**Data to examine**
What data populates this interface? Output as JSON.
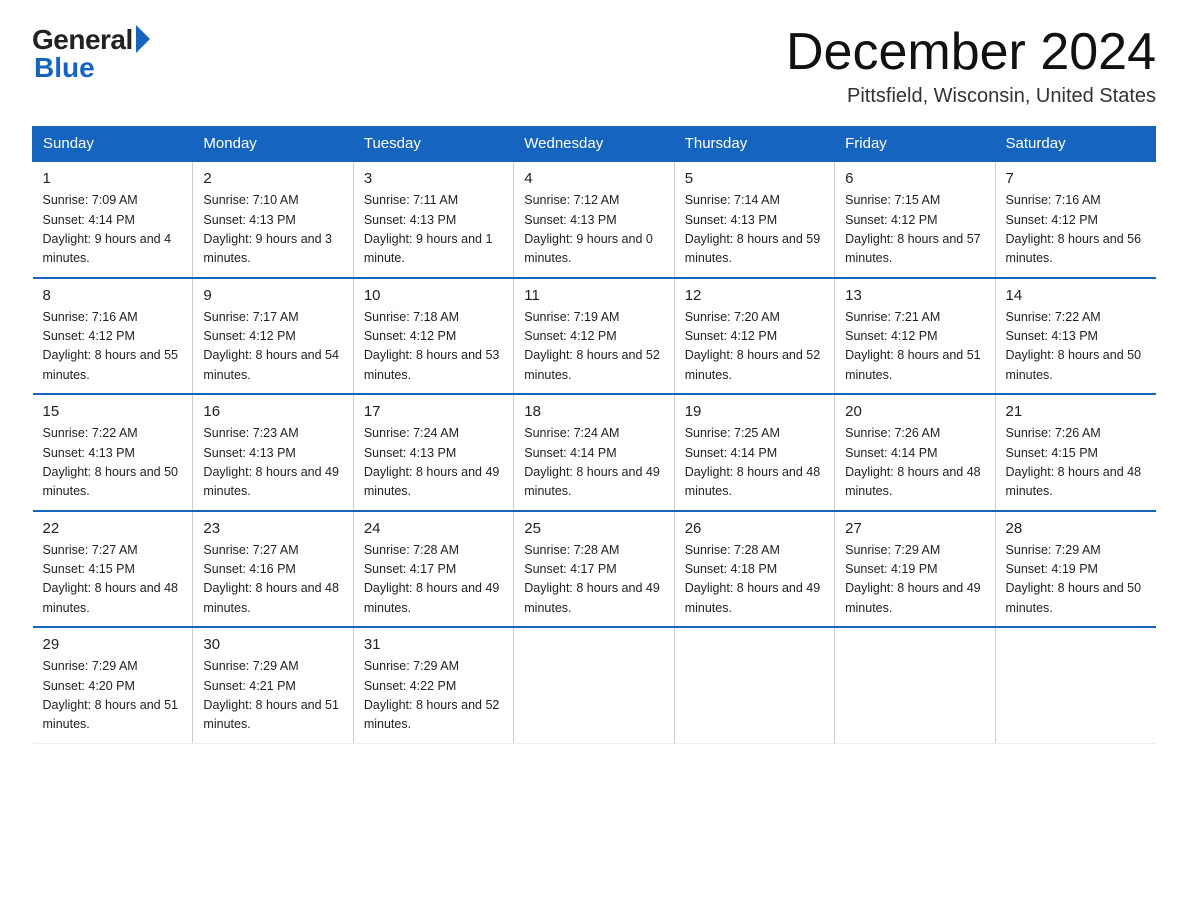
{
  "logo": {
    "general": "General",
    "blue": "Blue"
  },
  "header": {
    "month": "December 2024",
    "location": "Pittsfield, Wisconsin, United States"
  },
  "weekdays": [
    "Sunday",
    "Monday",
    "Tuesday",
    "Wednesday",
    "Thursday",
    "Friday",
    "Saturday"
  ],
  "weeks": [
    [
      {
        "day": "1",
        "sunrise": "7:09 AM",
        "sunset": "4:14 PM",
        "daylight": "9 hours and 4 minutes."
      },
      {
        "day": "2",
        "sunrise": "7:10 AM",
        "sunset": "4:13 PM",
        "daylight": "9 hours and 3 minutes."
      },
      {
        "day": "3",
        "sunrise": "7:11 AM",
        "sunset": "4:13 PM",
        "daylight": "9 hours and 1 minute."
      },
      {
        "day": "4",
        "sunrise": "7:12 AM",
        "sunset": "4:13 PM",
        "daylight": "9 hours and 0 minutes."
      },
      {
        "day": "5",
        "sunrise": "7:14 AM",
        "sunset": "4:13 PM",
        "daylight": "8 hours and 59 minutes."
      },
      {
        "day": "6",
        "sunrise": "7:15 AM",
        "sunset": "4:12 PM",
        "daylight": "8 hours and 57 minutes."
      },
      {
        "day": "7",
        "sunrise": "7:16 AM",
        "sunset": "4:12 PM",
        "daylight": "8 hours and 56 minutes."
      }
    ],
    [
      {
        "day": "8",
        "sunrise": "7:16 AM",
        "sunset": "4:12 PM",
        "daylight": "8 hours and 55 minutes."
      },
      {
        "day": "9",
        "sunrise": "7:17 AM",
        "sunset": "4:12 PM",
        "daylight": "8 hours and 54 minutes."
      },
      {
        "day": "10",
        "sunrise": "7:18 AM",
        "sunset": "4:12 PM",
        "daylight": "8 hours and 53 minutes."
      },
      {
        "day": "11",
        "sunrise": "7:19 AM",
        "sunset": "4:12 PM",
        "daylight": "8 hours and 52 minutes."
      },
      {
        "day": "12",
        "sunrise": "7:20 AM",
        "sunset": "4:12 PM",
        "daylight": "8 hours and 52 minutes."
      },
      {
        "day": "13",
        "sunrise": "7:21 AM",
        "sunset": "4:12 PM",
        "daylight": "8 hours and 51 minutes."
      },
      {
        "day": "14",
        "sunrise": "7:22 AM",
        "sunset": "4:13 PM",
        "daylight": "8 hours and 50 minutes."
      }
    ],
    [
      {
        "day": "15",
        "sunrise": "7:22 AM",
        "sunset": "4:13 PM",
        "daylight": "8 hours and 50 minutes."
      },
      {
        "day": "16",
        "sunrise": "7:23 AM",
        "sunset": "4:13 PM",
        "daylight": "8 hours and 49 minutes."
      },
      {
        "day": "17",
        "sunrise": "7:24 AM",
        "sunset": "4:13 PM",
        "daylight": "8 hours and 49 minutes."
      },
      {
        "day": "18",
        "sunrise": "7:24 AM",
        "sunset": "4:14 PM",
        "daylight": "8 hours and 49 minutes."
      },
      {
        "day": "19",
        "sunrise": "7:25 AM",
        "sunset": "4:14 PM",
        "daylight": "8 hours and 48 minutes."
      },
      {
        "day": "20",
        "sunrise": "7:26 AM",
        "sunset": "4:14 PM",
        "daylight": "8 hours and 48 minutes."
      },
      {
        "day": "21",
        "sunrise": "7:26 AM",
        "sunset": "4:15 PM",
        "daylight": "8 hours and 48 minutes."
      }
    ],
    [
      {
        "day": "22",
        "sunrise": "7:27 AM",
        "sunset": "4:15 PM",
        "daylight": "8 hours and 48 minutes."
      },
      {
        "day": "23",
        "sunrise": "7:27 AM",
        "sunset": "4:16 PM",
        "daylight": "8 hours and 48 minutes."
      },
      {
        "day": "24",
        "sunrise": "7:28 AM",
        "sunset": "4:17 PM",
        "daylight": "8 hours and 49 minutes."
      },
      {
        "day": "25",
        "sunrise": "7:28 AM",
        "sunset": "4:17 PM",
        "daylight": "8 hours and 49 minutes."
      },
      {
        "day": "26",
        "sunrise": "7:28 AM",
        "sunset": "4:18 PM",
        "daylight": "8 hours and 49 minutes."
      },
      {
        "day": "27",
        "sunrise": "7:29 AM",
        "sunset": "4:19 PM",
        "daylight": "8 hours and 49 minutes."
      },
      {
        "day": "28",
        "sunrise": "7:29 AM",
        "sunset": "4:19 PM",
        "daylight": "8 hours and 50 minutes."
      }
    ],
    [
      {
        "day": "29",
        "sunrise": "7:29 AM",
        "sunset": "4:20 PM",
        "daylight": "8 hours and 51 minutes."
      },
      {
        "day": "30",
        "sunrise": "7:29 AM",
        "sunset": "4:21 PM",
        "daylight": "8 hours and 51 minutes."
      },
      {
        "day": "31",
        "sunrise": "7:29 AM",
        "sunset": "4:22 PM",
        "daylight": "8 hours and 52 minutes."
      },
      null,
      null,
      null,
      null
    ]
  ]
}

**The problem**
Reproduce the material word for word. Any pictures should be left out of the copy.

**Reply**
What data populates this interface? Output as JSON.
{
  "logo": {
    "general": "General",
    "blue": "Blue"
  },
  "header": {
    "month": "December 2024",
    "location": "Pittsfield, Wisconsin, United States"
  },
  "weekdays": [
    "Sunday",
    "Monday",
    "Tuesday",
    "Wednesday",
    "Thursday",
    "Friday",
    "Saturday"
  ],
  "weeks": [
    [
      {
        "day": "1",
        "sunrise": "7:09 AM",
        "sunset": "4:14 PM",
        "daylight": "9 hours and 4 minutes."
      },
      {
        "day": "2",
        "sunrise": "7:10 AM",
        "sunset": "4:13 PM",
        "daylight": "9 hours and 3 minutes."
      },
      {
        "day": "3",
        "sunrise": "7:11 AM",
        "sunset": "4:13 PM",
        "daylight": "9 hours and 1 minute."
      },
      {
        "day": "4",
        "sunrise": "7:12 AM",
        "sunset": "4:13 PM",
        "daylight": "9 hours and 0 minutes."
      },
      {
        "day": "5",
        "sunrise": "7:14 AM",
        "sunset": "4:13 PM",
        "daylight": "8 hours and 59 minutes."
      },
      {
        "day": "6",
        "sunrise": "7:15 AM",
        "sunset": "4:12 PM",
        "daylight": "8 hours and 57 minutes."
      },
      {
        "day": "7",
        "sunrise": "7:16 AM",
        "sunset": "4:12 PM",
        "daylight": "8 hours and 56 minutes."
      }
    ],
    [
      {
        "day": "8",
        "sunrise": "7:16 AM",
        "sunset": "4:12 PM",
        "daylight": "8 hours and 55 minutes."
      },
      {
        "day": "9",
        "sunrise": "7:17 AM",
        "sunset": "4:12 PM",
        "daylight": "8 hours and 54 minutes."
      },
      {
        "day": "10",
        "sunrise": "7:18 AM",
        "sunset": "4:12 PM",
        "daylight": "8 hours and 53 minutes."
      },
      {
        "day": "11",
        "sunrise": "7:19 AM",
        "sunset": "4:12 PM",
        "daylight": "8 hours and 52 minutes."
      },
      {
        "day": "12",
        "sunrise": "7:20 AM",
        "sunset": "4:12 PM",
        "daylight": "8 hours and 52 minutes."
      },
      {
        "day": "13",
        "sunrise": "7:21 AM",
        "sunset": "4:12 PM",
        "daylight": "8 hours and 51 minutes."
      },
      {
        "day": "14",
        "sunrise": "7:22 AM",
        "sunset": "4:13 PM",
        "daylight": "8 hours and 50 minutes."
      }
    ],
    [
      {
        "day": "15",
        "sunrise": "7:22 AM",
        "sunset": "4:13 PM",
        "daylight": "8 hours and 50 minutes."
      },
      {
        "day": "16",
        "sunrise": "7:23 AM",
        "sunset": "4:13 PM",
        "daylight": "8 hours and 49 minutes."
      },
      {
        "day": "17",
        "sunrise": "7:24 AM",
        "sunset": "4:13 PM",
        "daylight": "8 hours and 49 minutes."
      },
      {
        "day": "18",
        "sunrise": "7:24 AM",
        "sunset": "4:14 PM",
        "daylight": "8 hours and 49 minutes."
      },
      {
        "day": "19",
        "sunrise": "7:25 AM",
        "sunset": "4:14 PM",
        "daylight": "8 hours and 48 minutes."
      },
      {
        "day": "20",
        "sunrise": "7:26 AM",
        "sunset": "4:14 PM",
        "daylight": "8 hours and 48 minutes."
      },
      {
        "day": "21",
        "sunrise": "7:26 AM",
        "sunset": "4:15 PM",
        "daylight": "8 hours and 48 minutes."
      }
    ],
    [
      {
        "day": "22",
        "sunrise": "7:27 AM",
        "sunset": "4:15 PM",
        "daylight": "8 hours and 48 minutes."
      },
      {
        "day": "23",
        "sunrise": "7:27 AM",
        "sunset": "4:16 PM",
        "daylight": "8 hours and 48 minutes."
      },
      {
        "day": "24",
        "sunrise": "7:28 AM",
        "sunset": "4:17 PM",
        "daylight": "8 hours and 49 minutes."
      },
      {
        "day": "25",
        "sunrise": "7:28 AM",
        "sunset": "4:17 PM",
        "daylight": "8 hours and 49 minutes."
      },
      {
        "day": "26",
        "sunrise": "7:28 AM",
        "sunset": "4:18 PM",
        "daylight": "8 hours and 49 minutes."
      },
      {
        "day": "27",
        "sunrise": "7:29 AM",
        "sunset": "4:19 PM",
        "daylight": "8 hours and 49 minutes."
      },
      {
        "day": "28",
        "sunrise": "7:29 AM",
        "sunset": "4:19 PM",
        "daylight": "8 hours and 50 minutes."
      }
    ],
    [
      {
        "day": "29",
        "sunrise": "7:29 AM",
        "sunset": "4:20 PM",
        "daylight": "8 hours and 51 minutes."
      },
      {
        "day": "30",
        "sunrise": "7:29 AM",
        "sunset": "4:21 PM",
        "daylight": "8 hours and 51 minutes."
      },
      {
        "day": "31",
        "sunrise": "7:29 AM",
        "sunset": "4:22 PM",
        "daylight": "8 hours and 52 minutes."
      },
      null,
      null,
      null,
      null
    ]
  ]
}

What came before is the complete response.